The Court of Appeals cited the 9th Circuit's 2008 opinion [19 pages in PDF] in USA v. Ganoe, 538 F.3d 1117, the 10th Circuit's 2007 opinion [8 pages in PDF] in USA v. Barrows, 481 F.3d 1246, and several District Court opinions.

The Court of Appeals held that "Stults had no reasonable expectation of privacy in files that the FBI retrieved from his personal computer where Stults admittedly installed and used LimeWire to make his files accessible to others for file sharing."

Ganoe and Barrows. The 9th Circuit wrote in Ganoe that "Although as a general matter an individual has an objectively reasonable expectation of privacy in his personal computer, see United States v. Heckenkamp, 482 F.3d 1142, 1146 (9th Cir. 2007), we fail to see how this expectation can survive Ganoe's decision to install and use file-sharing software, thereby opening his computer to anyone else with the same freely available program." See also, the 9th Circuit's opinion [13 pages in PDF] in Heckenkamp, and story titled "9th Circuit Constrains Computer Privacy" in TLJ Daily E-Mail Alert No. 1,563, April 10, 2007.

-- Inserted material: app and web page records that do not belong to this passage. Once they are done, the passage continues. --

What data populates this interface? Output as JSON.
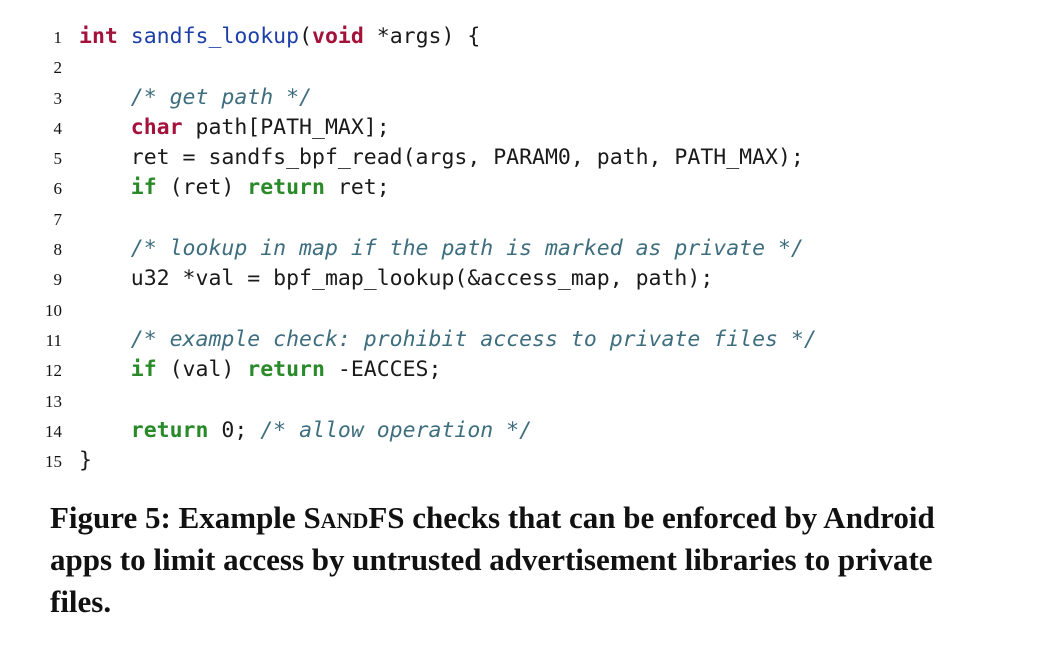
{
  "listing": {
    "line_numbers": [
      "1",
      "2",
      "3",
      "4",
      "5",
      "6",
      "7",
      "8",
      "9",
      "10",
      "11",
      "12",
      "13",
      "14",
      "15"
    ],
    "l1": {
      "kw": "int",
      "fn": "sandfs_lookup",
      "paren": "(",
      "kw2": "void",
      "rest": " *args) {"
    },
    "l3": {
      "indent": "    ",
      "comment": "/* get path */"
    },
    "l4": {
      "indent": "    ",
      "kw": "char",
      "rest": " path[PATH_MAX];"
    },
    "l5": {
      "indent": "    ",
      "text": "ret = sandfs_bpf_read(args, PARAM0, path, PATH_MAX);"
    },
    "l6": {
      "indent": "    ",
      "kw": "if",
      "mid": " (ret) ",
      "kw2": "return",
      "rest": " ret;"
    },
    "l8": {
      "indent": "    ",
      "comment": "/* lookup in map if the path is marked as private */"
    },
    "l9": {
      "indent": "    ",
      "text": "u32 *val = bpf_map_lookup(&access_map, path);"
    },
    "l11": {
      "indent": "    ",
      "comment": "/* example check: prohibit access to private files */"
    },
    "l12": {
      "indent": "    ",
      "kw": "if",
      "mid": " (val) ",
      "kw2": "return",
      "rest": " -EACCES;"
    },
    "l14": {
      "indent": "    ",
      "kw": "return",
      "mid": " 0; ",
      "comment": "/* allow operation */"
    },
    "l15": {
      "text": "}"
    }
  },
  "caption": {
    "prefix": "Figure 5: Example ",
    "name": "SandFS",
    "suffix": " checks that can be enforced by Android apps to limit access by untrusted advertisement libraries to private files."
  }
}
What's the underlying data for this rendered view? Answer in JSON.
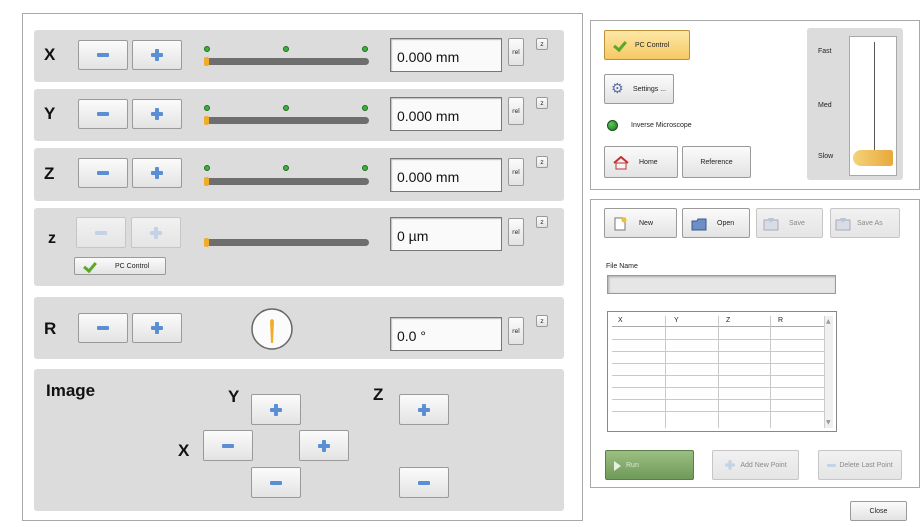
{
  "axes": [
    {
      "label": "X",
      "value": "0.000 mm",
      "rel": "rel",
      "z": "z",
      "slider_level": 0
    },
    {
      "label": "Y",
      "value": "0.000 mm",
      "rel": "rel",
      "z": "z",
      "slider_level": 0
    },
    {
      "label": "Z",
      "value": "0.000 mm",
      "rel": "rel",
      "z": "z",
      "slider_level": 0
    },
    {
      "label": "z",
      "value": "0 µm",
      "rel": "rel",
      "z": "z",
      "slider_level": 0,
      "pc_control_label": "PC Control"
    },
    {
      "label": "R",
      "value": "0.0 °",
      "rel": "rel",
      "z": "z"
    }
  ],
  "image_panel": {
    "title": "Image",
    "y_label": "Y",
    "x_label": "X",
    "z_label": "Z"
  },
  "control": {
    "pc_control": "PC Control",
    "settings": "Settings ...",
    "inverse_microscope": "Inverse Microscope",
    "home": "Home",
    "reference": "Reference",
    "speed": {
      "fast": "Fast",
      "med": "Med",
      "slow": "Slow",
      "level": "slow"
    }
  },
  "points": {
    "new": "New",
    "open": "Open",
    "save": "Save",
    "save_as": "Save As",
    "file_name_label": "File Name",
    "file_name_value": "",
    "columns": [
      "X",
      "Y",
      "Z",
      "R"
    ],
    "run": "Run",
    "add_point": "Add New Point",
    "delete_point": "Delete Last Point"
  },
  "close": "Close",
  "colors": {
    "accent_orange": "#f0ad2c",
    "plus_blue": "#5b8fd3",
    "indicator_green": "#2f8f2f"
  }
}
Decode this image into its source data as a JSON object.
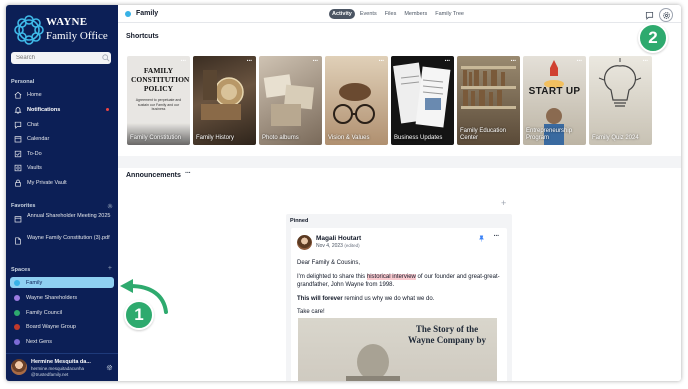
{
  "brand": {
    "line1": "WAYNE",
    "line2": "Family Office"
  },
  "search": {
    "placeholder": "Search"
  },
  "sidebar": {
    "personal_label": "Personal",
    "personal_items": [
      {
        "label": "Home",
        "icon": "home-icon"
      },
      {
        "label": "Notifications",
        "icon": "bell-icon",
        "unread": true
      },
      {
        "label": "Chat",
        "icon": "chat-icon"
      },
      {
        "label": "Calendar",
        "icon": "calendar-icon"
      },
      {
        "label": "To-Do",
        "icon": "checkbox-icon"
      },
      {
        "label": "Vaults",
        "icon": "vault-icon"
      },
      {
        "label": "My Private Vault",
        "icon": "lock-icon"
      }
    ],
    "favorites_label": "Favorites",
    "favorites": [
      {
        "label": "Annual Shareholder Meeting 2025",
        "icon": "calendar-icon"
      },
      {
        "label": "Wayne Family Constitution (3).pdf",
        "icon": "file-icon"
      }
    ],
    "spaces_label": "Spaces",
    "spaces": [
      {
        "label": "Family",
        "color": "#38b2e6",
        "active": true
      },
      {
        "label": "Wayne Shareholders",
        "color": "#9b7be0"
      },
      {
        "label": "Family Council",
        "color": "#2eaa6e"
      },
      {
        "label": "Board Wayne Group",
        "color": "#c0392b"
      },
      {
        "label": "Next Gens",
        "color": "#7c6bd6"
      }
    ]
  },
  "user": {
    "name": "Hermine Mesquita da...",
    "email": "hermine.mesquitadacunha @trustedfamily.net"
  },
  "header": {
    "title": "Family",
    "tabs": [
      {
        "label": "Activity",
        "active": true
      },
      {
        "label": "Events"
      },
      {
        "label": "Files"
      },
      {
        "label": "Members"
      },
      {
        "label": "Family Tree"
      }
    ]
  },
  "shortcuts": {
    "title": "Shortcuts",
    "items": [
      {
        "label": "Family Constitution",
        "art_text": "FAMILY CONSTITUTION POLICY",
        "art_sub": "Agreement to perpetuate and sustain our Family and our business",
        "bg": "#e8e6e3"
      },
      {
        "label": "Family History",
        "bg": "#4a3a2a"
      },
      {
        "label": "Photo albums",
        "bg": "#a09080"
      },
      {
        "label": "Vision & Values",
        "bg": "#c8b8a0"
      },
      {
        "label": "Business Updates",
        "bg": "#1a1a1a"
      },
      {
        "label": "Family Education Center",
        "bg": "#8a7a60"
      },
      {
        "label": "Entrepreneurship Program",
        "art_text": "START UP",
        "bg": "#d8d4cc"
      },
      {
        "label": "Family Quiz 2024",
        "bg": "#e0ddd5"
      }
    ]
  },
  "announcements": {
    "title": "Announcements",
    "pinned_label": "Pinned",
    "post": {
      "author": "Magali Houtart",
      "date": "Nov 4, 2023",
      "edited": "(edited)",
      "greeting": "Dear Family & Cousins,",
      "line_before": "I'm delighted to share this ",
      "highlight": "historical interview",
      "line_after": " of our founder and great-great-grandfather, John Wayne from 1998.",
      "bold_part": "This will forever",
      "rest_part": " remind us why we do what we do.",
      "signoff": "Take care!",
      "image_title": "The Story of the Wayne Company by"
    }
  },
  "callouts": {
    "one": "1",
    "two": "2"
  },
  "colors": {
    "sidebar": "#0c1f56",
    "accent": "#38b2e6",
    "callout": "#2eaa6e"
  }
}
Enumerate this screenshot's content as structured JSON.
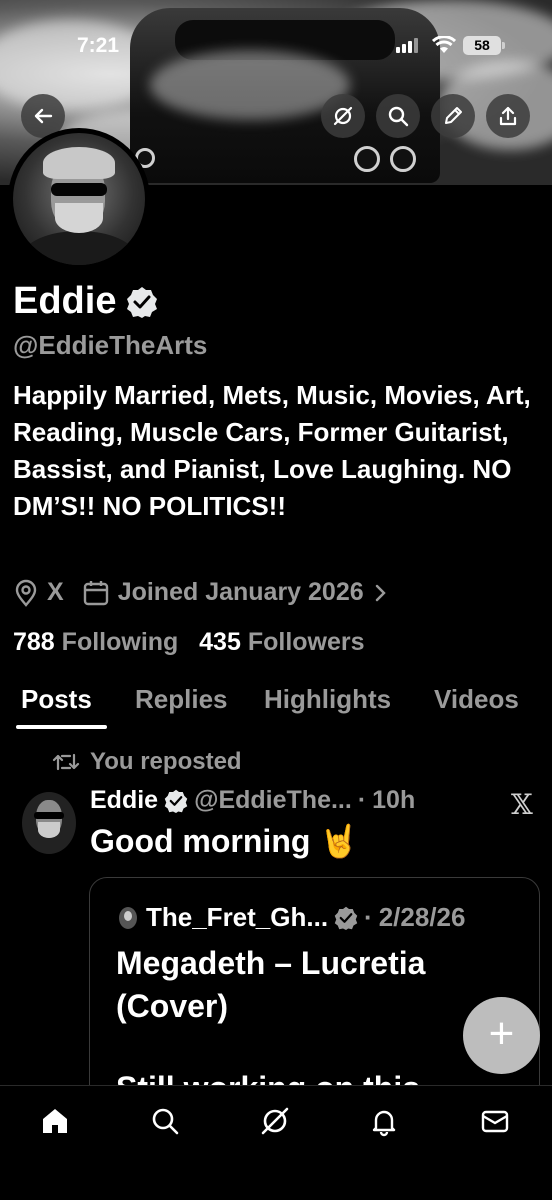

The 9th Circuit continued in Ganoe that "The crux of Ganoe's argument is that he simply did not know that others would be able to access files stored on his own computer. But he knew he had file-sharing software on his computer; indeed, he admitted that he used it -- he says to get music. Moreover, he was explicitly warned before completing the installation that the folder into which files are downloaded would be shared with other users in the peer-to-peer network. Ganoe thus opened up his download folder to the world, including Agent Rochford. To argue that Ganoe lacked the technical savvy or good sense to configure LimeWire to prevent access to his pornography files is like saying that he did not know enough to close his drapes. Having failed to demonstrate an expectation of privacy that society is prepared to accept as reasonable, Ganoe cannot invoke the protections of the Fourth Amendment."

But, the 9th Circuit did not consider 4th Amendment protection of private P2P systems in Ganoe.

The 10th Circuit's Barrows case was based on somewhat different facts. The defendant owned a computer, which he took to work, and left on at all times. A co-worker with some knowledge of computers (who also happened to be a police officer) sat down at his computer to try to resolve a problem with networked computers. He noticed a P2P program, and CP files. Further searching was done pursuant to warrant. The Court of Appeals held that the original search did not violate the 4th Amendment. One reason for the Court's holding was the defendant's "failure to password protect his computer".

The 10th Circuit opinion does not reference private P2P software.

Private P2P. The just released opinion of the 8th Circuit is 35 pages long. Nevertheless, it fails to include any statement that the holding is limited to open P2P systems in which anyone who installs the P2P software can access shared files on the computer of anyone else with the same software installed.

There exists a wide range of software that is either based on P2P technology, or operates likes P2P software, that enables closed groups of users to privately create, share, and edit files, and communicate. These programs may employ strong security, such as passwords and/or encryption. Programs such as Microsoft's Office Groove 2007 enable widely dispersed persons who work for different companies, government agencies, and/or organizations to collaborate online, including in document creation.

Other applications that enable private peer to peer, or friend to friend, file sharing include Turtle F2F and Gazerra.

Many federal statutes that protect privacy in the context of information and communications technologies contain exceptions for law enforcement and intelligence agencies. See, for example, 18 U.S.C. 1030(f). Such exceptions facilitate government access to private P2P systems. The 4th Amendment is different: it limits only governmental activity. In some situations, it could operate as the only potential limitation upon governmental searches of private P2P files.

This case is USA v. Harold Stults, U.S. Court of Appeals for the 8th Circuit, App. Ct. No. 08-3183, an appeal from the U.S. District Court for the District of Nebraska, Judge Joseph Bataillon presiding. Judge Smith wrote the opinion of the Court of Appeals, in which Judge Colloton and Riley joined.